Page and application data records
____

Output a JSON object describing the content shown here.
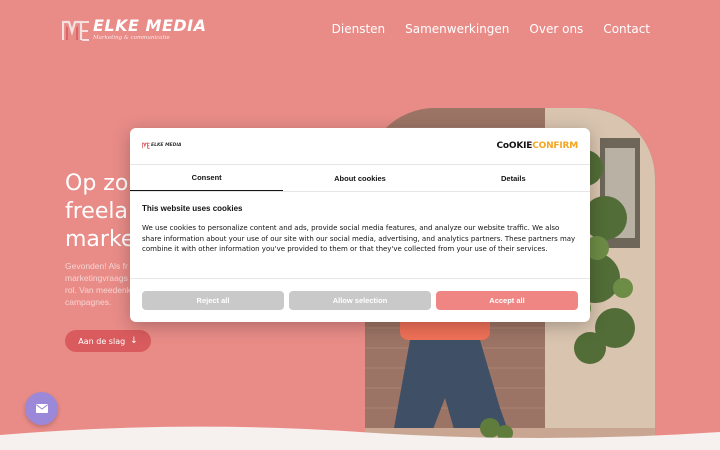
{
  "header": {
    "logo_title": "ELKE MEDIA",
    "logo_subtitle": "Marketing & communicatie",
    "nav": [
      "Diensten",
      "Samenwerkingen",
      "Over ons",
      "Contact"
    ]
  },
  "hero": {
    "title": "Op zo\nfreelar\nmarke",
    "text": "Gevonden! Als fr\nmarketingvraags\nrol. Van meedenk\ncampagnes.",
    "cta_label": "Aan de slag",
    "cta_icon": "arrow-down-icon"
  },
  "floating": {
    "icon": "mail-icon"
  },
  "cookie_dialog": {
    "logo_text": "ELKE MEDIA",
    "brand_part1": "C",
    "brand_part2": "OKIE",
    "brand_part3": "CONFIRM",
    "tabs": [
      "Consent",
      "About cookies",
      "Details"
    ],
    "active_tab": "Consent",
    "title": "This website uses cookies",
    "body": "We use cookies to personalize content and ads, provide social media features, and analyze our website traffic. We also share information about your use of our site with our social media, advertising, and analytics partners. These partners may combine it with other information you've provided to them or that they've collected from your use of their services.",
    "buttons": {
      "reject": "Reject all",
      "allow_selection": "Allow selection",
      "accept": "Accept all"
    }
  },
  "colors": {
    "background": "#e98a86",
    "cta": "#d9585b",
    "accept": "#f08683",
    "grey_button": "#c9c9c9",
    "brand_orange": "#f4a521",
    "chat_button": "#9a86d8"
  }
}
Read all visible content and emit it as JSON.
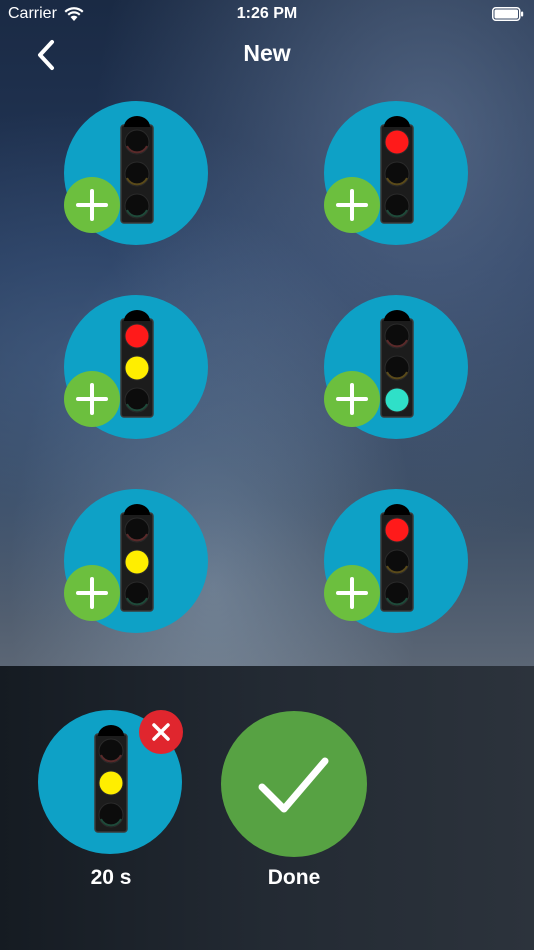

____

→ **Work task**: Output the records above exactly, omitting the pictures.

→ **Result of the exercise**:
Output a JSON object describing the content shown here.
{
  "header": {
    "logo_title": "ELKE MEDIA",
    "logo_subtitle": "Marketing & communicatie",
    "nav": [
      "Diensten",
      "Samenwerkingen",
      "Over ons",
      "Contact"
    ]
  },
  "hero": {
    "title": "Op zo\nfreelar\nmarke",
    "text": "Gevonden! Als fr\nmarketingvraags\nrol. Van meedenk\ncampagnes.",
    "cta_label": "Aan de slag",
    "cta_icon": "arrow-down-icon"
  },
  "floating": {
    "icon": "mail-icon"
  },
  "cookie_dialog": {
    "logo_text": "ELKE MEDIA",
    "brand_part1": "C",
    "brand_part2": "OKIE",
    "brand_part3": "CONFIRM",
    "tabs": [
      "Consent",
      "About cookies",
      "Details"
    ],
    "active_tab": "Consent",
    "title": "This website uses cookies",
    "body": "We use cookies to personalize content and ads, provide social media features, and analyze our website traffic. We also share information about your use of our site with our social media, advertising, and analytics partners. These partners may combine it with other information you've provided to them or that they've collected from your use of their services.",
    "buttons": {
      "reject": "Reject all",
      "allow_selection": "Allow selection",
      "accept": "Accept all"
    }
  },
  "colors": {
    "background": "#e98a86",
    "cta": "#d9585b",
    "accept": "#f08683",
    "grey_button": "#c9c9c9",
    "brand_orange": "#f4a521",
    "chat_button": "#9a86d8"
  }
}
Read all visible content and emit it as JSON.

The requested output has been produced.